It was the third day of the first-ever vaccination campaign in Africa against typhoid fever. Twenty-seven-year-old Sarah Nyamande was one of many mothers lining up in the unique outreach post – a shopping mall in a Harare suburb. Health officials were offering children and others vulnerable to the disease what promises to be a new layer of protection, especially for families living in conditions of unsafe water and sanitation.

Everything about this campaign was unique.

“Zimbabwe is the first country in Africa to benefit from the mass typhoid vaccination, which has been proven safe and effective,” says WHO Country Representative Dr Alex Gasasira of the campaign that ends today.

First, the Typbar-typhoid conjugate vaccine against typhoid is new, and, unlike the routine typhoid immunization, it has proven safe for children younger than 2 years (but older than 6 months).

In addition, Zimbabwe is the first country in Africa to have the vaccine and to have used it in the continent’s first-ever mass typhoid vaccination campaign as well as one that was launched in response to an outbreak situation.

“We noted with concern that typhoid cases in Harare had been on the increase, with the peak reached in December 2018,” explains Dr Obadiah Moyo, Minister of Health and Child Care. “In order to prevent further spread of typhoid, we decided to introduce the typhoid conjugate vaccine in high-risk areas while at the same time promoting water provision, sanitation and good hygiene.”

The eight-day campaign took place in nine high-density Harare suburbs from25 February to 4 March.
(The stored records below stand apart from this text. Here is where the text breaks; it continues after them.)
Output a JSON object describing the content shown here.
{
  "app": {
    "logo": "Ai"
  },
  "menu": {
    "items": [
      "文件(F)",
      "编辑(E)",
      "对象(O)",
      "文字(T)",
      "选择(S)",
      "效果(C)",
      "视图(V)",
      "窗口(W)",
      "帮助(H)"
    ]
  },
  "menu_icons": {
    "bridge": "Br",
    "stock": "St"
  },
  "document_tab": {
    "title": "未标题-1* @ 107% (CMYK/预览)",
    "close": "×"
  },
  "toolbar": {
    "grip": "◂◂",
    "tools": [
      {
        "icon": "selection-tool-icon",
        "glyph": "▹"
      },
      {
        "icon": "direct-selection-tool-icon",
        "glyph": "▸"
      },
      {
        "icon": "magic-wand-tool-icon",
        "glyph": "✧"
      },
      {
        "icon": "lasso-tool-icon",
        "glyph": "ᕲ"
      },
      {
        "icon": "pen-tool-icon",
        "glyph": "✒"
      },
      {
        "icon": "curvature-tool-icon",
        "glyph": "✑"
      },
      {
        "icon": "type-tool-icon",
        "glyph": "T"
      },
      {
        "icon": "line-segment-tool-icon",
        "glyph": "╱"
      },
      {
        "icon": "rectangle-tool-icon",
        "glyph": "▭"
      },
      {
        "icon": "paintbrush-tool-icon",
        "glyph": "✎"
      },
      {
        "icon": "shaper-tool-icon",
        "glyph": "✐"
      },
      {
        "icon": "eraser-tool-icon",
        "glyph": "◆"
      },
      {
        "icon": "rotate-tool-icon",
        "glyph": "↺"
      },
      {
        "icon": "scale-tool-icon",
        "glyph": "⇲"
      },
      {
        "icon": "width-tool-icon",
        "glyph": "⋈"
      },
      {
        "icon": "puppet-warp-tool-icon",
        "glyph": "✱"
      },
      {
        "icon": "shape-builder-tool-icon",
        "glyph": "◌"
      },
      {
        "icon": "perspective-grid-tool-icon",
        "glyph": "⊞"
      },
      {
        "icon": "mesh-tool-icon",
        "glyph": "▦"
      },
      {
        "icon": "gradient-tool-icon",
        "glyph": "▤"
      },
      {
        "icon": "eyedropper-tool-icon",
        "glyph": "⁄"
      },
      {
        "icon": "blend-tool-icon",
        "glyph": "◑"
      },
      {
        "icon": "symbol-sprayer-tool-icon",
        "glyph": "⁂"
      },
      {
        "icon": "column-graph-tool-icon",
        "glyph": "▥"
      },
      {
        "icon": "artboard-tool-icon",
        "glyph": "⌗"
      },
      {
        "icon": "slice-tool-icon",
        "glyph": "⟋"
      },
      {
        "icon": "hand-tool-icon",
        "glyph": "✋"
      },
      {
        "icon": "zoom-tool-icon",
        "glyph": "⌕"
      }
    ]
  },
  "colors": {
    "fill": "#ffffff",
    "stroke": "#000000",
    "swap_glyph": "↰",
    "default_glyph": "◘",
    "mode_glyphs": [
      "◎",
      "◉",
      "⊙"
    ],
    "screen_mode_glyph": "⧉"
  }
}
The Zimbabwe Government, through the Ministry of Health and Child Care and in collaboration with WHO, Gavi, the Vaccine Alliance and other partners, had planned to vaccinate 370 000 people, mostly children and adolescents, and had reached 73% of the targeted population in the first six days of the campaign

For more information please visit https://www.afro.who.int